Lennard Davis is the Director of Project Biocultures at the University of Illinois at Chicago.

Biocultures represents a deliberate attempt to provide a location for a set of activities that have been proceeding in a somewhat uncoordinated manner over the past 25 years. These activities have operated around the body in its social, political, cultural, and scientific aspects. While various disciplines have arisen–notably discourses including public health, medical education, medical humanities, bioethics, criminal justice, epidemiology, identity and body studies, medical anthropology, medical sociology, history of medicine, philosophy of medicine, and so on, no single one of these disciplines fully articulates the range of possibilities of bioculture. In fact, scholars working in these disparate areas often find themselves alone within their departments and specializations.

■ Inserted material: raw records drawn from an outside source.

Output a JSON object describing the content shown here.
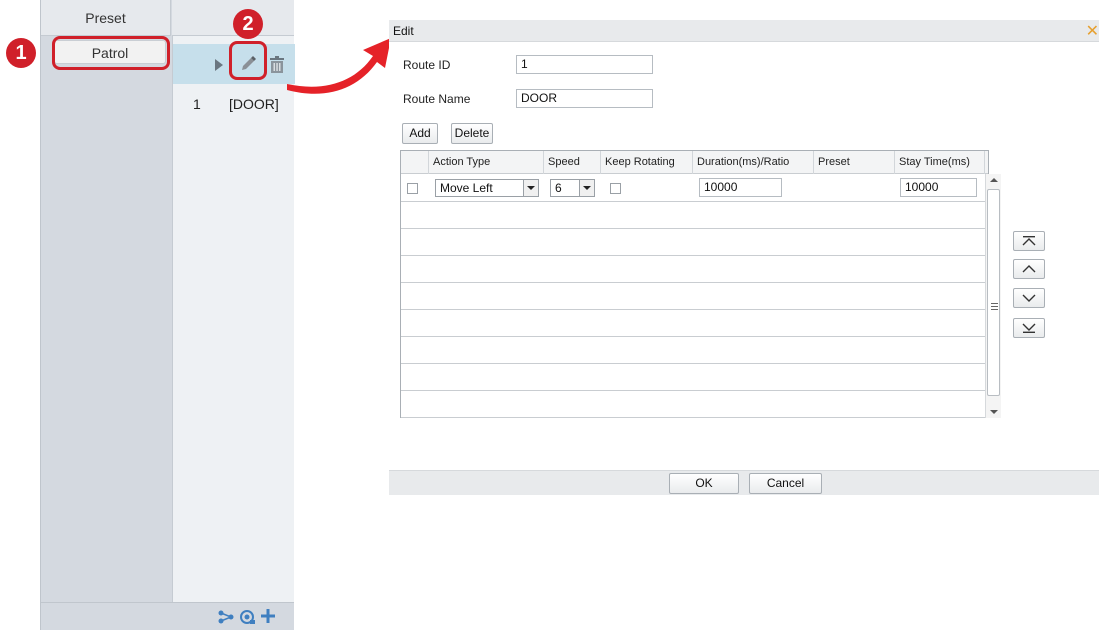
{
  "left_panel": {
    "tab_preset": "Preset",
    "tab_patrol": "Patrol",
    "routes": [
      {
        "number": "1",
        "name": "[DOOR]"
      }
    ]
  },
  "callouts": {
    "one": "1",
    "two": "2"
  },
  "dialog": {
    "title": "Edit",
    "route_id_label": "Route ID",
    "route_id_value": "1",
    "route_name_label": "Route Name",
    "route_name_value": "DOOR",
    "add_label": "Add",
    "delete_label": "Delete",
    "columns": [
      "Action Type",
      "Speed",
      "Keep Rotating",
      "Duration(ms)/Ratio",
      "Preset",
      "Stay Time(ms)"
    ],
    "rows": [
      {
        "action_type": "Move Left",
        "speed": "6",
        "keep_rotating": false,
        "duration": "10000",
        "preset": "",
        "stay_time": "10000"
      }
    ],
    "ok_label": "OK",
    "cancel_label": "Cancel"
  },
  "colors": {
    "callout_red": "#d0202a",
    "selected_row": "#c6dfeb",
    "close_icon": "#e6a030"
  }
}
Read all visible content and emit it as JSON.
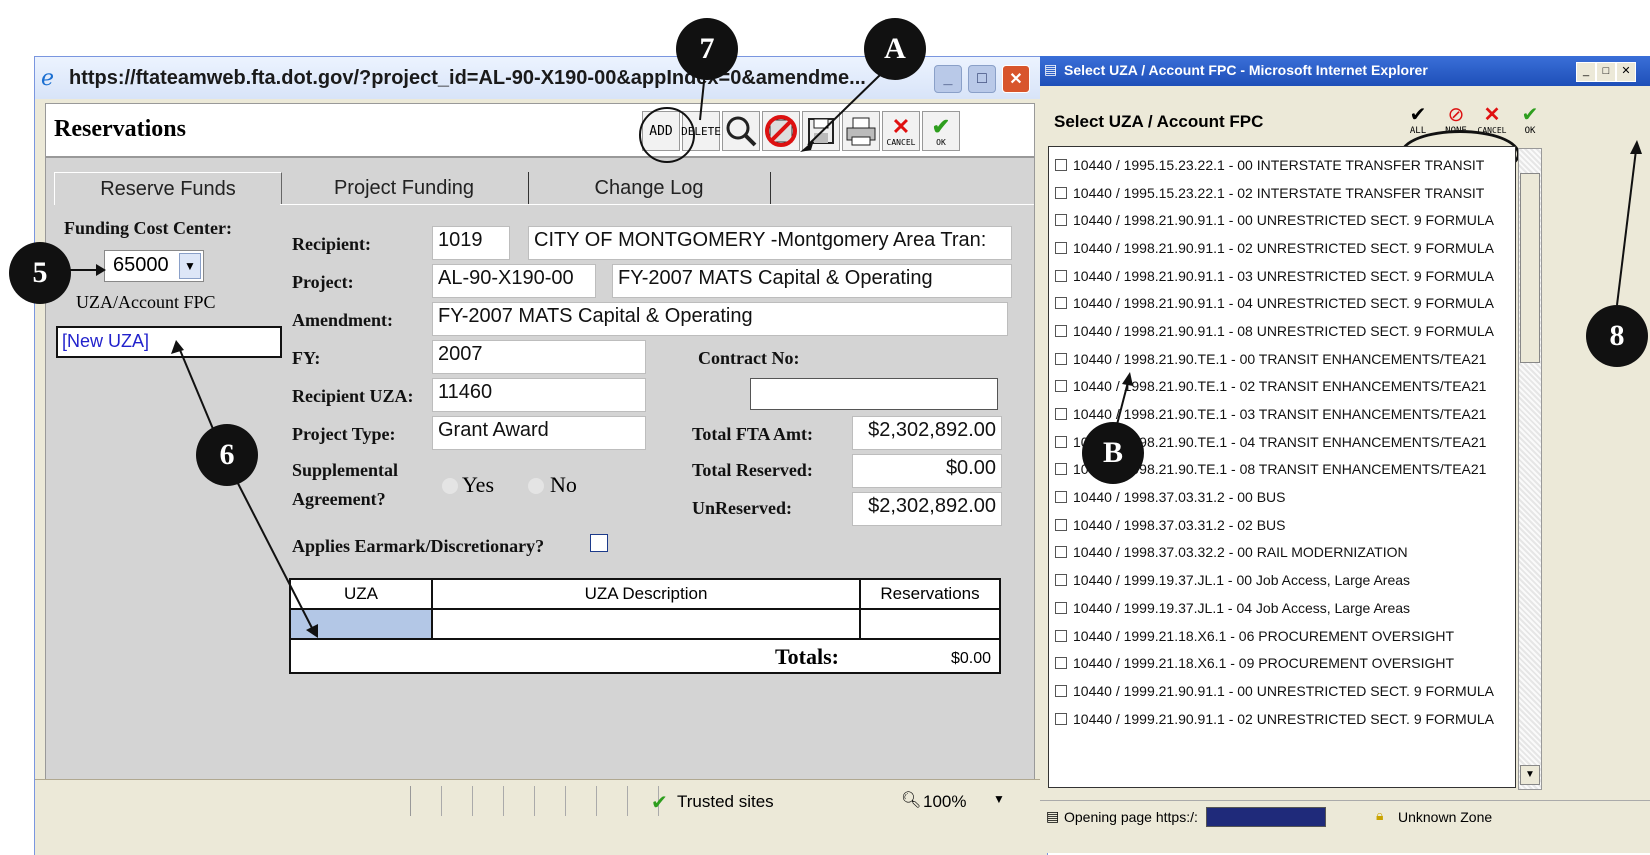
{
  "main_window": {
    "title": "https://ftateamweb.fta.dot.gov/?project_id=AL-90-X190-00&appIndex=0&amendme...",
    "heading": "Reservations",
    "toolbar": {
      "add_label": "ADD",
      "delete_label": "DELETE",
      "cancel_label": "CANCEL",
      "ok_label": "OK"
    },
    "tabs": [
      "Reserve Funds",
      "Project Funding",
      "Change Log"
    ],
    "left": {
      "funding_cost_center_label": "Funding Cost Center:",
      "funding_cost_center_value": "65000",
      "uza_label": "UZA/Account FPC",
      "uza_value": "[New UZA]"
    },
    "form": {
      "recipient_label": "Recipient:",
      "recipient_id": "1019",
      "recipient_name": "CITY OF MONTGOMERY -Montgomery Area Tran:",
      "project_label": "Project:",
      "project_id": "AL-90-X190-00",
      "project_name": "FY-2007 MATS Capital & Operating",
      "amendment_label": "Amendment:",
      "amendment_value": "FY-2007 MATS Capital & Operating",
      "fy_label": "FY:",
      "fy_value": "2007",
      "contract_label": "Contract No:",
      "contract_value": "",
      "recipient_uza_label": "Recipient UZA:",
      "recipient_uza_value": "11460",
      "project_type_label": "Project Type:",
      "project_type_value": "Grant Award",
      "total_fta_label": "Total FTA Amt:",
      "total_fta_value": "$2,302,892.00",
      "supplemental_label_1": "Supplemental",
      "supplemental_label_2": "Agreement?",
      "yes_label": "Yes",
      "no_label": "No",
      "total_reserved_label": "Total Reserved:",
      "total_reserved_value": "$0.00",
      "unreserved_label": "UnReserved:",
      "unreserved_value": "$2,302,892.00",
      "earmark_label": "Applies Earmark/Discretionary?"
    },
    "table": {
      "headers": [
        "UZA",
        "UZA Description",
        "Reservations"
      ],
      "totals_label": "Totals:",
      "totals_value": "$0.00"
    },
    "statusbar": {
      "zone": "Trusted sites",
      "zoom": "100%"
    }
  },
  "popup": {
    "title": "Select UZA / Account FPC - Microsoft Internet Explorer",
    "heading": "Select UZA / Account FPC",
    "buttons": {
      "all": "ALL",
      "none": "NONE",
      "cancel": "CANCEL",
      "ok": "OK"
    },
    "items": [
      "10440 / 1995.15.23.22.1 - 00 INTERSTATE TRANSFER TRANSIT",
      "10440 / 1995.15.23.22.1 - 02 INTERSTATE TRANSFER TRANSIT",
      "10440 / 1998.21.90.91.1 - 00 UNRESTRICTED SECT. 9 FORMULA",
      "10440 / 1998.21.90.91.1 - 02 UNRESTRICTED SECT. 9 FORMULA",
      "10440 / 1998.21.90.91.1 - 03 UNRESTRICTED SECT. 9 FORMULA",
      "10440 / 1998.21.90.91.1 - 04 UNRESTRICTED SECT. 9 FORMULA",
      "10440 / 1998.21.90.91.1 - 08 UNRESTRICTED SECT. 9 FORMULA",
      "10440 / 1998.21.90.TE.1 - 00 TRANSIT ENHANCEMENTS/TEA21",
      "10440 / 1998.21.90.TE.1 - 02 TRANSIT ENHANCEMENTS/TEA21",
      "10440 / 1998.21.90.TE.1 - 03 TRANSIT ENHANCEMENTS/TEA21",
      "10440 / 1998.21.90.TE.1 - 04 TRANSIT ENHANCEMENTS/TEA21",
      "10440 / 1998.21.90.TE.1 - 08 TRANSIT ENHANCEMENTS/TEA21",
      "10440 / 1998.37.03.31.2 - 00 BUS",
      "10440 / 1998.37.03.31.2 - 02 BUS",
      "10440 / 1998.37.03.32.2 - 00 RAIL MODERNIZATION",
      "10440 / 1999.19.37.JL.1 - 00 Job Access, Large Areas",
      "10440 / 1999.19.37.JL.1 - 04 Job Access, Large Areas",
      "10440 / 1999.21.18.X6.1 - 06 PROCUREMENT OVERSIGHT",
      "10440 / 1999.21.18.X6.1 - 09 PROCUREMENT OVERSIGHT",
      "10440 / 1999.21.90.91.1 - 00 UNRESTRICTED SECT. 9 FORMULA",
      "10440 / 1999.21.90.91.1 - 02 UNRESTRICTED SECT. 9 FORMULA"
    ],
    "status_text": "Opening page https:/:",
    "zone": "Unknown Zone"
  },
  "callouts": {
    "c7": "7",
    "cA": "A",
    "c5": "5",
    "c6": "6",
    "c8": "8",
    "cB": "B"
  }
}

A brief glance at any newspaper will reveal that on any given day the biocultural issue has garnered major space in the news. Pandemics like SARS and AIDS, the burdens of health care, the emergence of globalized drug regimens, the rights of patients, the attention to the physical aspect of the body–appearance, personal health, the health consequences of war, famine, the development of the human genome and its impact on identity, issues around the female body, the queer body, the racialized body, and so on are daily written as the long story of human corporeal and mental existence are inserted into the social political realm. More and more we do see formerly social-political issues, such as race, gender, sexual identity and identity in general, subsumed under the scientific/medical discourses of genetics, biochemistry, prescription drugs, social and public policy.

The split in Western culture between science and the humanities developed in the 19th century when science and the humanities sought to distinguish each from the other for various professional and methodological reasons. Consequently, the university is still maintaining, on a formal basis through the organization of departments, professional organizations, and journals, this split while individual scholars and others have moved in the direction of a new kind of interdisciplinarity. This interdisciplinarity has come about not out of an administrative imperative but out of a necessity—one needs a complex knowledge of both areas to understand the major issues facing humanity with the advent of various global bio-technologies combined with multinational corporate imperatives.

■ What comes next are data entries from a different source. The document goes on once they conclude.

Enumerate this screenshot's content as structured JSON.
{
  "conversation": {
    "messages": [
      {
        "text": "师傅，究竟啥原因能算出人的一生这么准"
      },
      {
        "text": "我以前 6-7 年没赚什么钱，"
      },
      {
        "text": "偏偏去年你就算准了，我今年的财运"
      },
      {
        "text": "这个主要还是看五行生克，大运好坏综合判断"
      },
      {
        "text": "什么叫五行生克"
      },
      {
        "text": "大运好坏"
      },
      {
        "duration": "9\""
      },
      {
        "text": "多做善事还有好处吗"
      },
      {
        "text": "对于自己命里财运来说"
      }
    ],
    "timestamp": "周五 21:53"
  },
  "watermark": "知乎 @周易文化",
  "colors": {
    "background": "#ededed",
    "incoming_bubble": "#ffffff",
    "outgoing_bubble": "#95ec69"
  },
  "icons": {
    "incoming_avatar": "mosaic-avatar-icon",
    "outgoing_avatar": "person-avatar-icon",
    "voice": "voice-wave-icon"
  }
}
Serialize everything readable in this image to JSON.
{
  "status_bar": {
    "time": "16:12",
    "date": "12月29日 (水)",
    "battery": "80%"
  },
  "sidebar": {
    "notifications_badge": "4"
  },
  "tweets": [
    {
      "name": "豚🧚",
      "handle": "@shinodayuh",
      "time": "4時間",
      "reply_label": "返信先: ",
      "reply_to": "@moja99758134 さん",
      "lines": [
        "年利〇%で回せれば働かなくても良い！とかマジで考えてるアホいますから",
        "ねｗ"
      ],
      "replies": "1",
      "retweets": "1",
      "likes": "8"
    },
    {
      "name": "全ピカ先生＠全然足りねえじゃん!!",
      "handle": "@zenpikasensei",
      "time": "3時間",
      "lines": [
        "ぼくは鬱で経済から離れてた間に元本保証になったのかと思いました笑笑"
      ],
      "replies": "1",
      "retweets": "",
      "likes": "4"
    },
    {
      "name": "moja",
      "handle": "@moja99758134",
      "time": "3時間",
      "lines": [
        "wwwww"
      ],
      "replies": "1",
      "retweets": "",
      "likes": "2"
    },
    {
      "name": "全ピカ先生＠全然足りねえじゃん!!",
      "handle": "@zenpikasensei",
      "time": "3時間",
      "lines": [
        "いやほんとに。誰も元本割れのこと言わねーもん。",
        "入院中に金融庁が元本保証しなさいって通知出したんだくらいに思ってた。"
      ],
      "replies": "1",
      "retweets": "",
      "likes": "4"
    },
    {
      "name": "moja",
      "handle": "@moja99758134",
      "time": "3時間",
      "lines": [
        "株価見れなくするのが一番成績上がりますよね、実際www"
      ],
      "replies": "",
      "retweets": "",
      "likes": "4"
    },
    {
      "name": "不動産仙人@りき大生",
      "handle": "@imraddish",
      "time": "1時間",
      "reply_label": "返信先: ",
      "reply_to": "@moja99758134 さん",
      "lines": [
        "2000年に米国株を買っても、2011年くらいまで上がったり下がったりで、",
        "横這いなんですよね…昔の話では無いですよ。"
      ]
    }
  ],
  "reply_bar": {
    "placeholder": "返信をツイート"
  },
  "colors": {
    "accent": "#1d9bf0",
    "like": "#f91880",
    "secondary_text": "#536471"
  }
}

An informed knowledge of the scientific discourse and the bases for knowledge is crucial for non-scientists, patients, and interested scholars.  Biocultures assumes that there are diverse ways of knowing and understanding the workings of the body and mind, the these are primarily culturally derived, and that expert ways of knowing can produce certain strong results but do not have exclusive purview over the body and the mind.  Biocultures will inevitably realign the contemporary division between right and left. On issues like the sanctity of life, a topic previously controlled by the conservative right and religious groups, a biocultural perspective that questions certain interventions done in the name of molecular biology, inserting genes into plant and animal life, using prenatal technologies to abort female fetuses, removing feeding tubes from people with severe disabilities, are all areas in which the standard right/left paradigm seems not to operate. As with any major paradigm shift, the consequences for future generations must be examined.

Thinking in the human and social sciences–including the economic, psychological, philosophical, political, and cultural—has dominated the intellectual and social marketplace of ideas, now these notions are not sufficient on their own to command a full discourse. These will now have to include the bio in their assessments. Thus, one cannot discuss the economics of oppression without pointing out the involvement of the body, the health system, the defining terms of normality and abnormality, in such a discussion. From the other side of the spectrum, humanities will be incomplete without an active understanding of the way that science, technology, psychology, for example, impinge on the formation of cultural productions.  The study of biocultures uses the physical sciences and the humanities and social sciences to inform and be informed by the other.

Biocultures Manifesto

Lennard Davis is the editor of the Disability Studies Reader. Read more